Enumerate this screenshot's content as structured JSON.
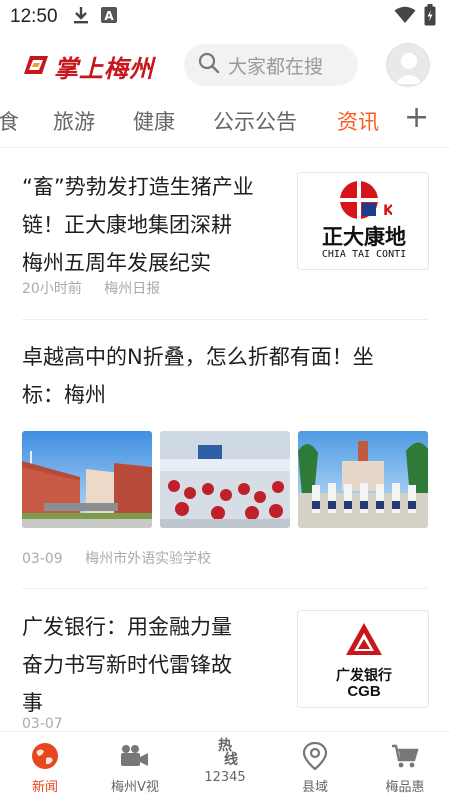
{
  "status_bar": {
    "time": "12:50",
    "icons": [
      "download-icon",
      "text-a-icon",
      "wifi-icon",
      "battery-charging-icon"
    ]
  },
  "header": {
    "logo_text": "掌上梅州",
    "search_placeholder": "大家都在搜",
    "search_icon": "search-icon",
    "avatar_icon": "user-avatar-icon"
  },
  "tabs": {
    "items": [
      {
        "label": "食"
      },
      {
        "label": "旅游"
      },
      {
        "label": "健康"
      },
      {
        "label": "公示公告"
      },
      {
        "label": "资讯"
      }
    ],
    "active_index": 4,
    "add_label": "+"
  },
  "articles": [
    {
      "title_lines": [
        "“畜”势勃发打造生猪产业",
        "链！正大康地集团深耕",
        "梅州五周年发展纪实"
      ],
      "time": "20小时前",
      "source": "梅州日报",
      "thumb": {
        "line1": "正大康地",
        "line2": "CHIA TAI CONTI"
      }
    },
    {
      "title_lines": [
        "卓越高中的N折叠，怎么折都有面！坐",
        "标：梅州"
      ],
      "time": "03-09",
      "source": "梅州市外语实验学校",
      "images": [
        "school-building-photo",
        "classroom-photo",
        "students-group-photo"
      ]
    },
    {
      "title_lines": [
        "广发银行：用金融力量",
        "奋力书写新时代雷锋故",
        "事"
      ],
      "time": "03-07",
      "source": "",
      "thumb": {
        "line1": "广发银行",
        "line2": "CGB"
      }
    }
  ],
  "bottom_nav": {
    "items": [
      {
        "label": "新闻",
        "icon": "globe-icon"
      },
      {
        "label": "梅州V视",
        "icon": "video-camera-icon"
      },
      {
        "label": "12345",
        "icon": "hotline-icon",
        "icon_text_1": "热",
        "icon_text_2": "线"
      },
      {
        "label": "县域",
        "icon": "location-pin-icon"
      },
      {
        "label": "梅品惠",
        "icon": "shopping-cart-icon"
      }
    ],
    "active_index": 0
  },
  "colors": {
    "accent": "#ff5a1f",
    "nav_active": "#e8461d",
    "brand_red": "#c8161d"
  }
}
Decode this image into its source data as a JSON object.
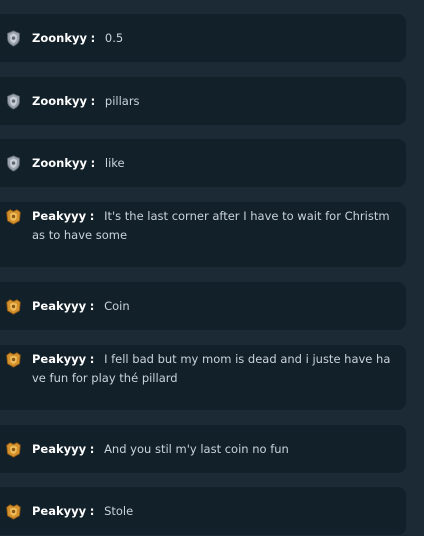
{
  "colors": {
    "background": "#1c2a36",
    "card": "#122029",
    "username": "#ffffff",
    "message_text": "#c9d3dc"
  },
  "separator": ":",
  "messages": [
    {
      "user": "Zoonkyy",
      "badge": "silver-rank-badge-icon",
      "text": "0.5"
    },
    {
      "user": "Zoonkyy",
      "badge": "silver-rank-badge-icon",
      "text": "pillars"
    },
    {
      "user": "Zoonkyy",
      "badge": "silver-rank-badge-icon",
      "text": "like"
    },
    {
      "user": "Peakyyy",
      "badge": "gold-rank-badge-icon",
      "text": "It's the last corner after I have to wait for Christmas to have some"
    },
    {
      "user": "Peakyyy",
      "badge": "gold-rank-badge-icon",
      "text": "Coin"
    },
    {
      "user": "Peakyyy",
      "badge": "gold-rank-badge-icon",
      "text": "I fell bad but my mom is dead and i juste have have fun for play thé pillard"
    },
    {
      "user": "Peakyyy",
      "badge": "gold-rank-badge-icon",
      "text": "And you stil m'y last coin no fun"
    },
    {
      "user": "Peakyyy",
      "badge": "gold-rank-badge-icon",
      "text": "Stole"
    }
  ]
}
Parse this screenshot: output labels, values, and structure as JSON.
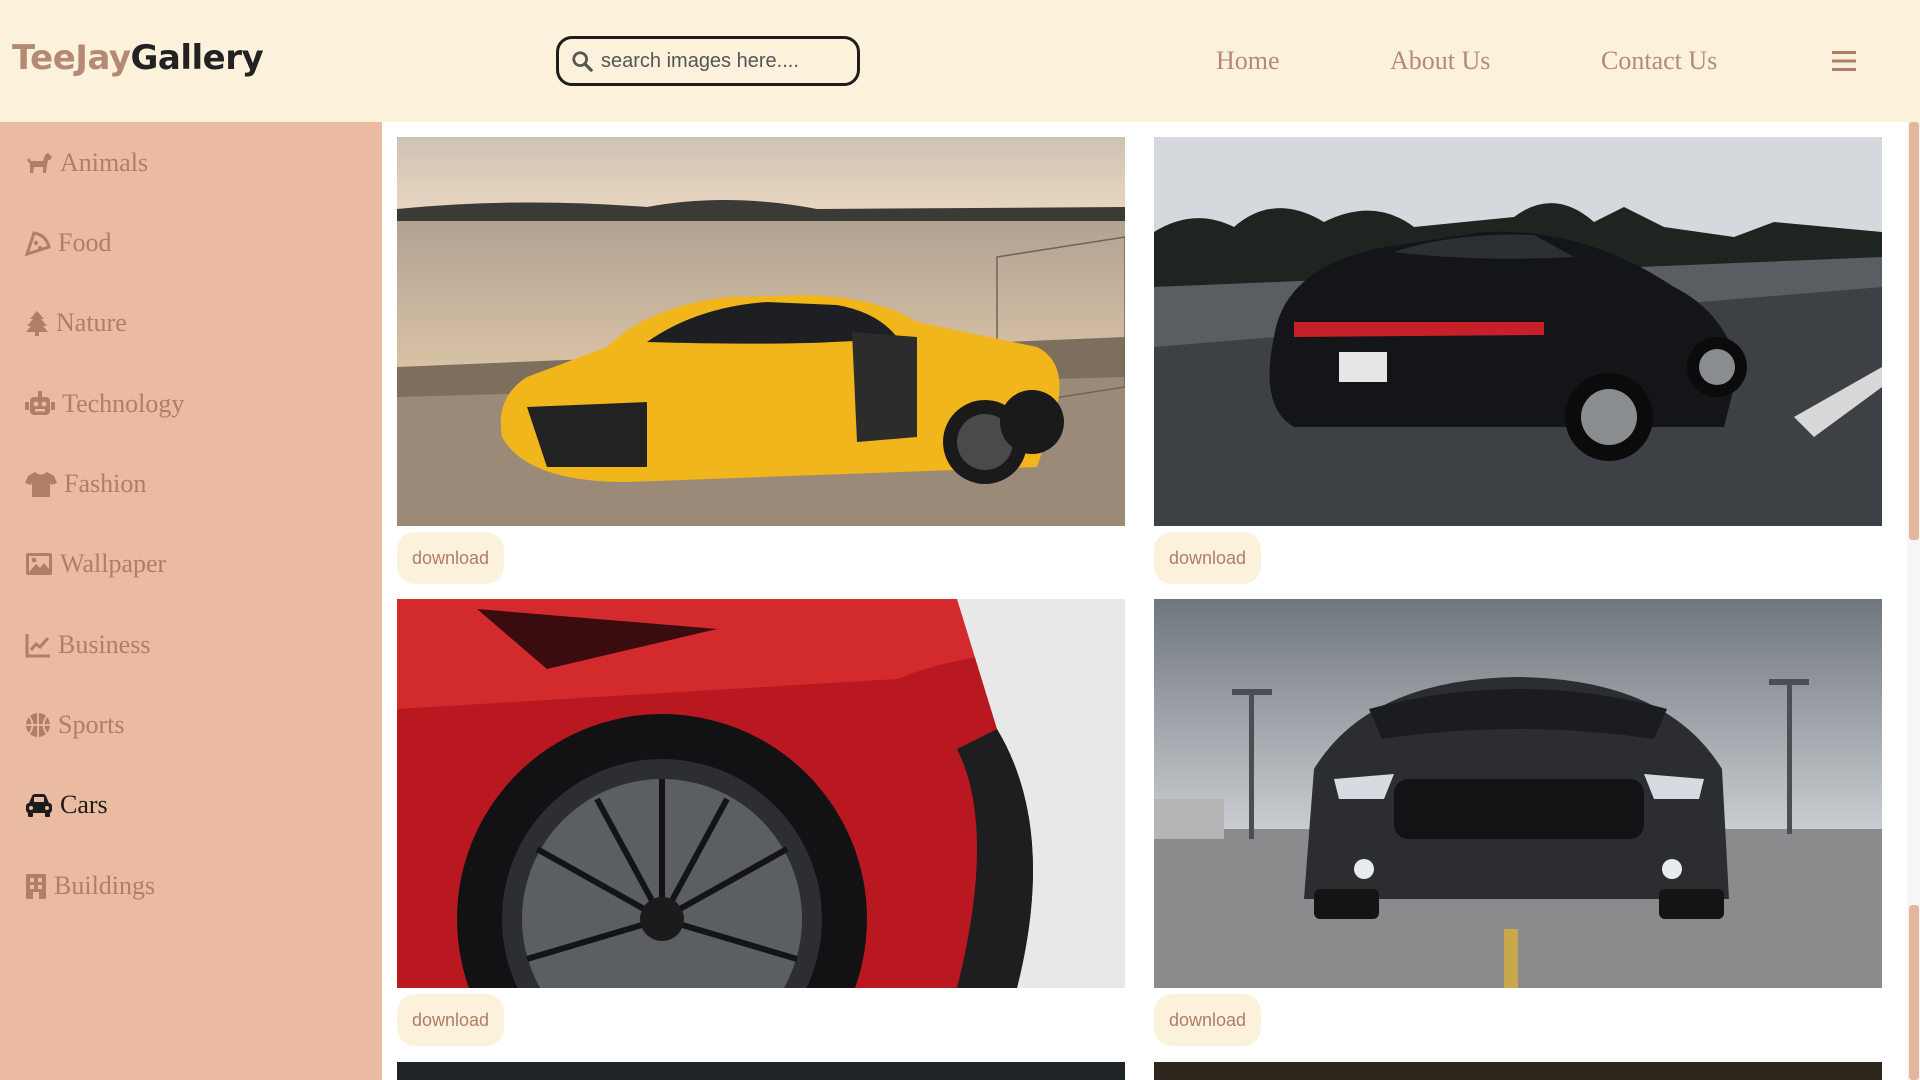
{
  "colors": {
    "header_bg": "#fcf2dc",
    "sidebar_bg": "#eabba0",
    "accent_text": "#b07d66",
    "active_text": "#1c1c1c",
    "download_bg": "#fcf2dc"
  },
  "header": {
    "brand_first": "TeeJay",
    "brand_second": "Gallery",
    "search_placeholder": "search images here....",
    "search_icon": "search-icon",
    "nav": [
      "Home",
      "About Us",
      "Contact Us"
    ],
    "menu_icon": "hamburger-menu-icon"
  },
  "sidebar": {
    "active": "Cars",
    "items": [
      {
        "label": "Animals",
        "icon": "dog-icon"
      },
      {
        "label": "Food",
        "icon": "pizza-icon"
      },
      {
        "label": "Nature",
        "icon": "tree-icon"
      },
      {
        "label": "Technology",
        "icon": "robot-icon"
      },
      {
        "label": "Fashion",
        "icon": "shirt-icon"
      },
      {
        "label": "Wallpaper",
        "icon": "image-icon"
      },
      {
        "label": "Business",
        "icon": "line-chart-icon"
      },
      {
        "label": "Sports",
        "icon": "basketball-icon"
      },
      {
        "label": "Cars",
        "icon": "car-icon"
      },
      {
        "label": "Buildings",
        "icon": "building-icon"
      }
    ]
  },
  "gallery": {
    "download_label": "download",
    "images": [
      {
        "subject": "yellow sports car by a lake"
      },
      {
        "subject": "black sedan on highway"
      },
      {
        "subject": "red supercar wheel close-up"
      },
      {
        "subject": "dark muscle car front view"
      }
    ]
  }
}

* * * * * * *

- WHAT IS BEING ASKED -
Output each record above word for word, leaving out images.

- RESPONSE FOR THIS EXERCISE -
Enumerate this screenshot's content as structured JSON.
{
  "status_bar": {
    "time": "12:50",
    "icons": [
      "download-icon",
      "text-a-icon",
      "wifi-icon",
      "battery-charging-icon"
    ]
  },
  "header": {
    "logo_text": "掌上梅州",
    "search_placeholder": "大家都在搜",
    "search_icon": "search-icon",
    "avatar_icon": "user-avatar-icon"
  },
  "tabs": {
    "items": [
      {
        "label": "食"
      },
      {
        "label": "旅游"
      },
      {
        "label": "健康"
      },
      {
        "label": "公示公告"
      },
      {
        "label": "资讯"
      }
    ],
    "active_index": 4,
    "add_label": "+"
  },
  "articles": [
    {
      "title_lines": [
        "“畜”势勃发打造生猪产业",
        "链！正大康地集团深耕",
        "梅州五周年发展纪实"
      ],
      "time": "20小时前",
      "source": "梅州日报",
      "thumb": {
        "line1": "正大康地",
        "line2": "CHIA TAI CONTI"
      }
    },
    {
      "title_lines": [
        "卓越高中的N折叠，怎么折都有面！坐",
        "标：梅州"
      ],
      "time": "03-09",
      "source": "梅州市外语实验学校",
      "images": [
        "school-building-photo",
        "classroom-photo",
        "students-group-photo"
      ]
    },
    {
      "title_lines": [
        "广发银行：用金融力量",
        "奋力书写新时代雷锋故",
        "事"
      ],
      "time": "03-07",
      "source": "",
      "thumb": {
        "line1": "广发银行",
        "line2": "CGB"
      }
    }
  ],
  "bottom_nav": {
    "items": [
      {
        "label": "新闻",
        "icon": "globe-icon"
      },
      {
        "label": "梅州V视",
        "icon": "video-camera-icon"
      },
      {
        "label": "12345",
        "icon": "hotline-icon",
        "icon_text_1": "热",
        "icon_text_2": "线"
      },
      {
        "label": "县域",
        "icon": "location-pin-icon"
      },
      {
        "label": "梅品惠",
        "icon": "shopping-cart-icon"
      }
    ],
    "active_index": 0
  },
  "colors": {
    "accent": "#ff5a1f",
    "nav_active": "#e8461d",
    "brand_red": "#c8161d"
  }
}
Decode this image into its source data as a JSON object.
{
  "colors": {
    "background": "#1c2a36",
    "card": "#122029",
    "username": "#ffffff",
    "message_text": "#c9d3dc"
  },
  "separator": ":",
  "messages": [
    {
      "user": "Zoonkyy",
      "badge": "silver-rank-badge-icon",
      "text": "0.5"
    },
    {
      "user": "Zoonkyy",
      "badge": "silver-rank-badge-icon",
      "text": "pillars"
    },
    {
      "user": "Zoonkyy",
      "badge": "silver-rank-badge-icon",
      "text": "like"
    },
    {
      "user": "Peakyyy",
      "badge": "gold-rank-badge-icon",
      "text": "It's the last corner after I have to wait for Christmas to have some"
    },
    {
      "user": "Peakyyy",
      "badge": "gold-rank-badge-icon",
      "text": "Coin"
    },
    {
      "user": "Peakyyy",
      "badge": "gold-rank-badge-icon",
      "text": "I fell bad but my mom is dead and i juste have have fun for play thé pillard"
    },
    {
      "user": "Peakyyy",
      "badge": "gold-rank-badge-icon",
      "text": "And you stil m'y last coin no fun"
    },
    {
      "user": "Peakyyy",
      "badge": "gold-rank-badge-icon",
      "text": "Stole"
    }
  ]
}
Parse this screenshot: output labels, values, and structure as JSON.
{
  "colors": {
    "header_bg": "#fcf2dc",
    "sidebar_bg": "#eabba0",
    "accent_text": "#b07d66",
    "active_text": "#1c1c1c",
    "download_bg": "#fcf2dc"
  },
  "header": {
    "brand_first": "TeeJay",
    "brand_second": "Gallery",
    "search_placeholder": "search images here....",
    "search_icon": "search-icon",
    "nav": [
      "Home",
      "About Us",
      "Contact Us"
    ],
    "menu_icon": "hamburger-menu-icon"
  },
  "sidebar": {
    "active": "Cars",
    "items": [
      {
        "label": "Animals",
        "icon": "dog-icon"
      },
      {
        "label": "Food",
        "icon": "pizza-icon"
      },
      {
        "label": "Nature",
        "icon": "tree-icon"
      },
      {
        "label": "Technology",
        "icon": "robot-icon"
      },
      {
        "label": "Fashion",
        "icon": "shirt-icon"
      },
      {
        "label": "Wallpaper",
        "icon": "image-icon"
      },
      {
        "label": "Business",
        "icon": "line-chart-icon"
      },
      {
        "label": "Sports",
        "icon": "basketball-icon"
      },
      {
        "label": "Cars",
        "icon": "car-icon"
      },
      {
        "label": "Buildings",
        "icon": "building-icon"
      }
    ]
  },
  "gallery": {
    "download_label": "download",
    "images": [
      {
        "subject": "yellow sports car by a lake"
      },
      {
        "subject": "black sedan on highway"
      },
      {
        "subject": "red supercar wheel close-up"
      },
      {
        "subject": "dark muscle car front view"
      }
    ]
  }
}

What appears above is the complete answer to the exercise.